## Task details
Filter the entries for lines with the word "have".

## Extracted entries
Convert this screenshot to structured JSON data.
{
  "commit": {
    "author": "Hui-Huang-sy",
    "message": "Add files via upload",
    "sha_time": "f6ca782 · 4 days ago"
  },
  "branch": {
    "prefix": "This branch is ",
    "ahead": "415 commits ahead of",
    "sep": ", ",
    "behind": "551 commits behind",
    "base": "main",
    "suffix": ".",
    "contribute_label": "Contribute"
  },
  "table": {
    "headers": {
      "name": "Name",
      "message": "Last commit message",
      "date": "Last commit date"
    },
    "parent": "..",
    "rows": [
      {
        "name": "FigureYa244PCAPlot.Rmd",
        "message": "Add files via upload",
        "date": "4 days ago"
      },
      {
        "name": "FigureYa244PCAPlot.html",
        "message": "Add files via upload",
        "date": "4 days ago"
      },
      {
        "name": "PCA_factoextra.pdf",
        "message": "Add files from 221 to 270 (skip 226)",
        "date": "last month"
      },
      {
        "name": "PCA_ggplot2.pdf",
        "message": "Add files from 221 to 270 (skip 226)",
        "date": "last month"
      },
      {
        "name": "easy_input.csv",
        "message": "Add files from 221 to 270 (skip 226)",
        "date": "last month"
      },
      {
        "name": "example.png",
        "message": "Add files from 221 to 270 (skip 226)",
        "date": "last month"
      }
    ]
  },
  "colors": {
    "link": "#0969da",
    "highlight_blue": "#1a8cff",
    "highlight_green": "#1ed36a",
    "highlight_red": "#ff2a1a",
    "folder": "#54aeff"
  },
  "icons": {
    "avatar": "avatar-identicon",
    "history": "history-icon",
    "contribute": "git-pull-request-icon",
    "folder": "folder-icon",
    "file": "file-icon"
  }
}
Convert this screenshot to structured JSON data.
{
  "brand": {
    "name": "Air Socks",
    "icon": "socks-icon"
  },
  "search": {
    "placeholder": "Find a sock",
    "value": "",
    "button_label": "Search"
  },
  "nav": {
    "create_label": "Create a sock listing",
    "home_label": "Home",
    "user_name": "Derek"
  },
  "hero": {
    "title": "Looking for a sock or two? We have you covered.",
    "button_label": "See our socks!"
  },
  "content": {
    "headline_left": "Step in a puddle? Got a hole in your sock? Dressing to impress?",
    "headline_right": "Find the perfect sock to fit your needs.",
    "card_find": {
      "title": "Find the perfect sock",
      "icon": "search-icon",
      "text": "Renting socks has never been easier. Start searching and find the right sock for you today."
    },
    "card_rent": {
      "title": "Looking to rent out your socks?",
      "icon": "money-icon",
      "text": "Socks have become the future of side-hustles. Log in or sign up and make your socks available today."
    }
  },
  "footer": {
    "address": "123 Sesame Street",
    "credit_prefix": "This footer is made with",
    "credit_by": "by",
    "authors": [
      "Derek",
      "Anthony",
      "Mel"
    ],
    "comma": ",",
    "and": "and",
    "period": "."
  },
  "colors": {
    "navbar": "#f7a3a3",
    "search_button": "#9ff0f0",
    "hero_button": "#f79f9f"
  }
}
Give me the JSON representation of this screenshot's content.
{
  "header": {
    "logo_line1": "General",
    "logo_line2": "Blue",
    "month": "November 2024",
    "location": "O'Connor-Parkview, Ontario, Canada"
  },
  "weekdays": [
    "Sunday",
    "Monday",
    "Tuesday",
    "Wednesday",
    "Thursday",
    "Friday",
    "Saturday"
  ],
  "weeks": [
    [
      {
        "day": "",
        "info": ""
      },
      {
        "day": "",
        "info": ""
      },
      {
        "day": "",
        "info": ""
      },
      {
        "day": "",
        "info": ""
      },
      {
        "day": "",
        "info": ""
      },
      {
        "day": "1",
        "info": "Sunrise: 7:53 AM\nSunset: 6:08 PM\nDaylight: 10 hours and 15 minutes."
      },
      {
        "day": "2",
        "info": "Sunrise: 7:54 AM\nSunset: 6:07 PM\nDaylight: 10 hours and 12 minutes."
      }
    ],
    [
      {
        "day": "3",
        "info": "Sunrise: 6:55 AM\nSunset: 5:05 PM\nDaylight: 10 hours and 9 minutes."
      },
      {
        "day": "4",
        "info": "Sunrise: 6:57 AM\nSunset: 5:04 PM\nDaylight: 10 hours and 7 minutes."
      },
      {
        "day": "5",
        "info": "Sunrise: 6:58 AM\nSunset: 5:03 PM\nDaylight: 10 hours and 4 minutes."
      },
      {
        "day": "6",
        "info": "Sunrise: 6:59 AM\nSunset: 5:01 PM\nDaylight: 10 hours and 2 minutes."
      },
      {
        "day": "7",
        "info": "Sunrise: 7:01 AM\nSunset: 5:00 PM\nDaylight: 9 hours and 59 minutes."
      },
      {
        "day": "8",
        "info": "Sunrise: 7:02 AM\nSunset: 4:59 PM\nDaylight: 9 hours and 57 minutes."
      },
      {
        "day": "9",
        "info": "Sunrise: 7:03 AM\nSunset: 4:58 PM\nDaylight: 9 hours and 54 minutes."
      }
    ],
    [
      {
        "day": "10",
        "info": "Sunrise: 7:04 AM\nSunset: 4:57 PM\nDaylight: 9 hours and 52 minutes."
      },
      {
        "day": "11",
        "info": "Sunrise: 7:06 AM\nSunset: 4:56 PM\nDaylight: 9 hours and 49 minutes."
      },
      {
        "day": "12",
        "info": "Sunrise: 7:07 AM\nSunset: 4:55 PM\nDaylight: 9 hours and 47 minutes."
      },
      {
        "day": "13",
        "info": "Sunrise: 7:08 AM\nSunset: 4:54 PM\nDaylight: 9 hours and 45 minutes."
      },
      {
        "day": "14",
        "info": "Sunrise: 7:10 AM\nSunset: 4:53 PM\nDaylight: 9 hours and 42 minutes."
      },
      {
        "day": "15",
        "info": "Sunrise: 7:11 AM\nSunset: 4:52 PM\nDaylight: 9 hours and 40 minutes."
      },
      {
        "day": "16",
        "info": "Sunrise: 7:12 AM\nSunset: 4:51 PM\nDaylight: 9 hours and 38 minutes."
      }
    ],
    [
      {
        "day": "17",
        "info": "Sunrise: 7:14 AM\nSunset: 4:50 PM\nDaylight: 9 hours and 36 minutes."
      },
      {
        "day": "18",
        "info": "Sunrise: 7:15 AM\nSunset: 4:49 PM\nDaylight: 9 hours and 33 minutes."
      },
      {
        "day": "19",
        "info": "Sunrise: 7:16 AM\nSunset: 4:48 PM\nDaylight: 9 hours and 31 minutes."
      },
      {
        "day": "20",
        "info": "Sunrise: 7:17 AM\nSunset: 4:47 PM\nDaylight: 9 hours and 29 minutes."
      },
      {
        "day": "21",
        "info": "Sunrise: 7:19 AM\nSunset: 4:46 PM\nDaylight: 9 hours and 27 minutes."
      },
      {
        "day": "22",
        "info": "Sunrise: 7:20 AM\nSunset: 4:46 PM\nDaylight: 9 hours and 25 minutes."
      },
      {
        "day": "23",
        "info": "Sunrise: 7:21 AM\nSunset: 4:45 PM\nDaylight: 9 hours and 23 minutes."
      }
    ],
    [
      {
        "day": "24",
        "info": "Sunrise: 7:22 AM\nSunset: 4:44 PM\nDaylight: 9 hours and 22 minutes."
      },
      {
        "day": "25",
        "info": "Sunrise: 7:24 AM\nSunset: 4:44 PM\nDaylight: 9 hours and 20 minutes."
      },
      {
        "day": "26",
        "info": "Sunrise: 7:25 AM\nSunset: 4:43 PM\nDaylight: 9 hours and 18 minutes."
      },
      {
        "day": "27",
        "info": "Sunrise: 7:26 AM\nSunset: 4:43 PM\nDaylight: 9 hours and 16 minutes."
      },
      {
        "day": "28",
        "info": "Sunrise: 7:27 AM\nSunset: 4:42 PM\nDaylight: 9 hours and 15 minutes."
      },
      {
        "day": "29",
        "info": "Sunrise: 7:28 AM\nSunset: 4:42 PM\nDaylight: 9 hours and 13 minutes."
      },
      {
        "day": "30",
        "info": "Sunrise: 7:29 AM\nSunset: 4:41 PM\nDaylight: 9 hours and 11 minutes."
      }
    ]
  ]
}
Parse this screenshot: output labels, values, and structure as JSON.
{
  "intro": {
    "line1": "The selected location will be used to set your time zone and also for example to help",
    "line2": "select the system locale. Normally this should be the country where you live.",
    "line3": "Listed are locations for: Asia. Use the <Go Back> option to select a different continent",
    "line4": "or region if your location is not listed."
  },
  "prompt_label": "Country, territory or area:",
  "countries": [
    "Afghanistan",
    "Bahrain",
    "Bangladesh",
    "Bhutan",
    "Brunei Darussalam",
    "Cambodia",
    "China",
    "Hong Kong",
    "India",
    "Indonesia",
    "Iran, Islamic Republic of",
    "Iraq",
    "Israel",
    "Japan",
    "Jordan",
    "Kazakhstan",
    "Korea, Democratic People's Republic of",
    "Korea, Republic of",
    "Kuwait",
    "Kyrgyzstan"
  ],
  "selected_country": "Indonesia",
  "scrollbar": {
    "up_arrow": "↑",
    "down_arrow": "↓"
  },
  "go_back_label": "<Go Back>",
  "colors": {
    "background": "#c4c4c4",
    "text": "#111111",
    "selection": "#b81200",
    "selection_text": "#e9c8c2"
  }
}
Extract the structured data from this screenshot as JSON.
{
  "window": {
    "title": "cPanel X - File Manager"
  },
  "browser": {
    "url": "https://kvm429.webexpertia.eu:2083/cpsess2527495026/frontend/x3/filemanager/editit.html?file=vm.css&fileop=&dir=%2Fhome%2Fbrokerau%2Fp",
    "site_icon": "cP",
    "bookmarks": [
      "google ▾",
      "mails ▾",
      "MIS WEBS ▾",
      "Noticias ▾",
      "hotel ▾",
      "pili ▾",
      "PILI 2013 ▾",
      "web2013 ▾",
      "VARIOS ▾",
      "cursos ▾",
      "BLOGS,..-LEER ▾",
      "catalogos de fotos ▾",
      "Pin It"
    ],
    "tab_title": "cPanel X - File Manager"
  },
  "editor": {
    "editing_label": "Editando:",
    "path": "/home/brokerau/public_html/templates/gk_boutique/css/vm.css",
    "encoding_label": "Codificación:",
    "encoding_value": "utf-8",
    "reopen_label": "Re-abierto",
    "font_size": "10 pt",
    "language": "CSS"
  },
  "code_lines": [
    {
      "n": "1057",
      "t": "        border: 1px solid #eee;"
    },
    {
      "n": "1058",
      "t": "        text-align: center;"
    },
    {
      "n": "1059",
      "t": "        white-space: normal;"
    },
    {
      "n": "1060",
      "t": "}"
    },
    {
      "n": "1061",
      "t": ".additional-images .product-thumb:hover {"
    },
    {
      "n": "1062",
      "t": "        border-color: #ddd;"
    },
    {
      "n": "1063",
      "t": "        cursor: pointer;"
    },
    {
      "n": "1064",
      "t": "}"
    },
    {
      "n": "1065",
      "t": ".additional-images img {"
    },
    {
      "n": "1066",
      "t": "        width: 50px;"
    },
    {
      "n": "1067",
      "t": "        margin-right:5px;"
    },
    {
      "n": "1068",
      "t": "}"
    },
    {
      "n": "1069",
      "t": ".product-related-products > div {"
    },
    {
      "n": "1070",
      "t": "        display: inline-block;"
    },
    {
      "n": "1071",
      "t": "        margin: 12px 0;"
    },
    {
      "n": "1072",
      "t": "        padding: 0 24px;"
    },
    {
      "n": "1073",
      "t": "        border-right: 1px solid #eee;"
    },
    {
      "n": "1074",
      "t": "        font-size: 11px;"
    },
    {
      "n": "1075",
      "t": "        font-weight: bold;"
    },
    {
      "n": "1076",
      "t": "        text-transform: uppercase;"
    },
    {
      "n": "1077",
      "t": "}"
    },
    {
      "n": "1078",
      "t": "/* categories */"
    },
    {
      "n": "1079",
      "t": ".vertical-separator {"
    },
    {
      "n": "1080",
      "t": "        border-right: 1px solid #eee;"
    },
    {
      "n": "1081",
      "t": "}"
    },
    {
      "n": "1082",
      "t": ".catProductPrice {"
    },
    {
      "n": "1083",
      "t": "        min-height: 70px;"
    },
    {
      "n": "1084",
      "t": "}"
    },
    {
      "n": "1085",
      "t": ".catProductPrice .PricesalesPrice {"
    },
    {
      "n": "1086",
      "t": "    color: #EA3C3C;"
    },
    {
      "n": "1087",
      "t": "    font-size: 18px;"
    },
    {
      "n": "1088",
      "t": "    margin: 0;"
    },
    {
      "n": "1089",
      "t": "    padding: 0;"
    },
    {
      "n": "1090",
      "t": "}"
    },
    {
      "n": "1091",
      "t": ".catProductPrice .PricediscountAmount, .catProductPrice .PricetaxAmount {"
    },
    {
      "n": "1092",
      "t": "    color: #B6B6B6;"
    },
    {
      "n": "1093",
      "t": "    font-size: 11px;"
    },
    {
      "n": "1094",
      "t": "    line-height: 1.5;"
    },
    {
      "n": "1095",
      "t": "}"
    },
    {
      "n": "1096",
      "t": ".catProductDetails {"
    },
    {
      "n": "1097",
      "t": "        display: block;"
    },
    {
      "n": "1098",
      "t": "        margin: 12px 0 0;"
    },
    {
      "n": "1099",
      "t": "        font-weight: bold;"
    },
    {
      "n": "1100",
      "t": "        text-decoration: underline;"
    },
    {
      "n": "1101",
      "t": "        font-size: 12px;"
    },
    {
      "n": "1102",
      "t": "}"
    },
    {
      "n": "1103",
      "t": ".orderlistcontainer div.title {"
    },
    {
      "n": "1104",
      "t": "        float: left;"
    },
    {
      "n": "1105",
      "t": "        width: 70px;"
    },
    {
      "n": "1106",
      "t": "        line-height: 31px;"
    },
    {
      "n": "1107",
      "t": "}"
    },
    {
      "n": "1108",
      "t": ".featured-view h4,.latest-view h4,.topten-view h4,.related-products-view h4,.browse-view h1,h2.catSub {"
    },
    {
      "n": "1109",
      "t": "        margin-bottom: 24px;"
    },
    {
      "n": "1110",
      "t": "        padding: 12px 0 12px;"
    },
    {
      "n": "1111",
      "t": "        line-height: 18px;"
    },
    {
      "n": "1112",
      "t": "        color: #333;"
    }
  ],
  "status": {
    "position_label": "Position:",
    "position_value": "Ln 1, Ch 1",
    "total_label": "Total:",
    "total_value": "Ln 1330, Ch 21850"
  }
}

## Result of the exercise
    "title": "Looking for a sock or two? We have you covered.",
      "text": "Socks have become the future of side-hustles. Log in or sign up and make your socks available today."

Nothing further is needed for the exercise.